INSTRUCTIONS FOR THE TASK = Find all the lines in the entries below that hold the word "battery" and copy them.

RECORDS SHOWN =
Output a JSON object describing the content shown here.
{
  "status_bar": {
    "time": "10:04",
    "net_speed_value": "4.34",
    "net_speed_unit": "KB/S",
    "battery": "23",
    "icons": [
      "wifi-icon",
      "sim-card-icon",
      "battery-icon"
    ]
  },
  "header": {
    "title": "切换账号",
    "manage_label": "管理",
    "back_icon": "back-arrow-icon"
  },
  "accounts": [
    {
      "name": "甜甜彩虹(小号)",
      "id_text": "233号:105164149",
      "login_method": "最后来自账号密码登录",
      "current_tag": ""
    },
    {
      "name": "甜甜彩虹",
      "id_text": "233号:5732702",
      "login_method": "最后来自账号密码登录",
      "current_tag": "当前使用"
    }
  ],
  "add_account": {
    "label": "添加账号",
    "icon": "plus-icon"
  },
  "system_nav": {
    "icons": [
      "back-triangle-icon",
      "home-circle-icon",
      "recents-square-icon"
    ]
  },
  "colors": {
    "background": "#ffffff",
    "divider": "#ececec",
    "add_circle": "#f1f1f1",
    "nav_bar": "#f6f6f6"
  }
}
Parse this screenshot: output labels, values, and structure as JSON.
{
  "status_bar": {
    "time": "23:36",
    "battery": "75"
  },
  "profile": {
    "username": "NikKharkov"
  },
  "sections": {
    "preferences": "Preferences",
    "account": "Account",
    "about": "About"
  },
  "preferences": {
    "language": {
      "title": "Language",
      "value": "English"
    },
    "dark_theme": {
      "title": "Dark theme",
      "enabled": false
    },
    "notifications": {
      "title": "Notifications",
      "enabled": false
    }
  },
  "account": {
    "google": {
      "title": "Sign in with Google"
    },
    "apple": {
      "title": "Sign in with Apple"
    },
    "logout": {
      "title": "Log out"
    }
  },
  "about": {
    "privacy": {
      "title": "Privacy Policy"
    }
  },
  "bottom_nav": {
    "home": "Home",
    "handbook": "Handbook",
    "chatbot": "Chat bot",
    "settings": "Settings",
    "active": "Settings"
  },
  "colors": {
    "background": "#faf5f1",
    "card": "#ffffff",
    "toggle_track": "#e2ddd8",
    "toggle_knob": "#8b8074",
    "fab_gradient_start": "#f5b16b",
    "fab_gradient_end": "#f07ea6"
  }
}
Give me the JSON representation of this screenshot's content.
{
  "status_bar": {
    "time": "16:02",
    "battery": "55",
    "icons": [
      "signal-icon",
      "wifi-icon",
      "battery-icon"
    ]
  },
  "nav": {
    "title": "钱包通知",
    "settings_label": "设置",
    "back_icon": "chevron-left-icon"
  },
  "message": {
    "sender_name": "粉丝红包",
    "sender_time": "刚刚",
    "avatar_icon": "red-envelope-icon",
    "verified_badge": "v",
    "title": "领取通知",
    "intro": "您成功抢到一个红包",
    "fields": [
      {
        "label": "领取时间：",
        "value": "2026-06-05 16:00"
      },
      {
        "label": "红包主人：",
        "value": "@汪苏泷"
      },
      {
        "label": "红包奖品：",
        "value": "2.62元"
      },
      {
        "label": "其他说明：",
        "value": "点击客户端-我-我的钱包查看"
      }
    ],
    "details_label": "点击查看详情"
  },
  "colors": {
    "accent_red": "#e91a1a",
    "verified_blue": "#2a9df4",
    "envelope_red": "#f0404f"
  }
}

ANSWER TO THIS PROBLEM =
    "battery": "23",
      "battery-icon"
    "battery": "75"
    "battery": "55",
      "battery-icon"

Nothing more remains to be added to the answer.